If a bill proposed by State Department of Labor Officials is approved, that dollar amount would drop to about $22,000 annually.
A spokesperson for the Maine Department of Labor, Nina McLaughlin, said the measure to change the salaried employee overtime regulation is an effort to conform to the federal wage laws. Right now the way that works is Maine's salary threshold must exceed 3,000 times the minimum wage.
McLaughlin stated "With Maine's minimum wage tied to annual increases, that means the salary threshold would increase every year as well. For example if a person makes less than the salary threshold, they must receive overtime pay. However, as with many rules, there are exceptions to that regulation."

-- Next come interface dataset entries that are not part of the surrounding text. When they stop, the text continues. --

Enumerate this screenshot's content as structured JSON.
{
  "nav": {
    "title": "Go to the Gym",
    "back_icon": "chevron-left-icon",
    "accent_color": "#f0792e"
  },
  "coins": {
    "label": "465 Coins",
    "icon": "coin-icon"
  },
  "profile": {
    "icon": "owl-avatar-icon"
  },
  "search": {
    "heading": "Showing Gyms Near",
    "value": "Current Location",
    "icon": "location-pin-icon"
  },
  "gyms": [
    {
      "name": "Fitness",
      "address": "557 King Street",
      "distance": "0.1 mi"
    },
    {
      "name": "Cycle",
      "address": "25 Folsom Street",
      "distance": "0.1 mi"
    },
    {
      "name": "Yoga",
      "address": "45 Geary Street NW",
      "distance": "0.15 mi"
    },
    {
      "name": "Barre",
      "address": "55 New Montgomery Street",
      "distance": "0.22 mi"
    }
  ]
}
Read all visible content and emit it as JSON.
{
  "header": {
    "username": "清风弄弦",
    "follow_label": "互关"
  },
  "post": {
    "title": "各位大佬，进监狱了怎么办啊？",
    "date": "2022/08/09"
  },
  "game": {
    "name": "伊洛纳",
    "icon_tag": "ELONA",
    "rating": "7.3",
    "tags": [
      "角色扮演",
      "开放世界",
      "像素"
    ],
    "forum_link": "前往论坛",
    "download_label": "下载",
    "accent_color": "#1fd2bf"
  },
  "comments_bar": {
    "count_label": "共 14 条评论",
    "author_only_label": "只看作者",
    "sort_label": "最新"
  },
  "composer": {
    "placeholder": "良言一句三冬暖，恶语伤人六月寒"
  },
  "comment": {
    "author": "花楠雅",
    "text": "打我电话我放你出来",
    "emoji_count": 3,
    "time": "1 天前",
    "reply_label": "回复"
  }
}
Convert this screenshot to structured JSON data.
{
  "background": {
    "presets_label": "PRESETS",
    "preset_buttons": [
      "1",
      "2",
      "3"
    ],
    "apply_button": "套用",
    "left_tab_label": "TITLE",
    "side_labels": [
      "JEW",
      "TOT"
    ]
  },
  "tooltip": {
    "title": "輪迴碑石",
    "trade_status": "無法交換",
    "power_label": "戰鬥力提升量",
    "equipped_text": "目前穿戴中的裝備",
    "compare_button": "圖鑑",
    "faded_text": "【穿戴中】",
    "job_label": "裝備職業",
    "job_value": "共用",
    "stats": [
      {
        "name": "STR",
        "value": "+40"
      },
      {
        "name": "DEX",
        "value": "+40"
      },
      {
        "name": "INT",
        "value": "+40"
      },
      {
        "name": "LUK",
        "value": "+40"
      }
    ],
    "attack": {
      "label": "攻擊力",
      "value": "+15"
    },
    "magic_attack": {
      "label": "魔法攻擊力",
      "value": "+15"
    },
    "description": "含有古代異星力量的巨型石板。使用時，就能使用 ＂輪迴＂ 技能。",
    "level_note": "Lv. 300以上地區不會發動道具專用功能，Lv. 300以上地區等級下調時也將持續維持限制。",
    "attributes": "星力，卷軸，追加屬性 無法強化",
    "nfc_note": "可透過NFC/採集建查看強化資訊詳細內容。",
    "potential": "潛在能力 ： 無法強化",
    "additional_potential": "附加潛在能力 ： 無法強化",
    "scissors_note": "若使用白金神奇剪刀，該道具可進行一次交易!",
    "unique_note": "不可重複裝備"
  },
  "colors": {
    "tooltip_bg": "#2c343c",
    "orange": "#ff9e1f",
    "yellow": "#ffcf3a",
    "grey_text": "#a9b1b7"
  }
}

Representative Ryan Fecteau, D-Biddeford, said "So, we're talking about folks working 50 hours, 60 hours a week and not being paid more than $23,660." He added 98 percent of Mainers today make more than $23,660.
AFL-CIO Executive Director Matt Schlobohm said "If you are an assistant store manager at Best Buy or you work at the dollar store as a quote unquote assistant manager and you make $25,000 a year you get no overtime unless the company chooses to give it. They're not required by law."
The AFL-CIO official contends this move by the Department of Labor would cut the wages of thousands of Maine workers. The DOL's McLaughlin, however disagrees. She said "We want to make sure people are being paid fair wages." She added this is an effort to avoid automatic increases in the threshold.
Representative Fecteau and the AFL-CIO executive director believe it's highly unlikely this bill will get legislative approval.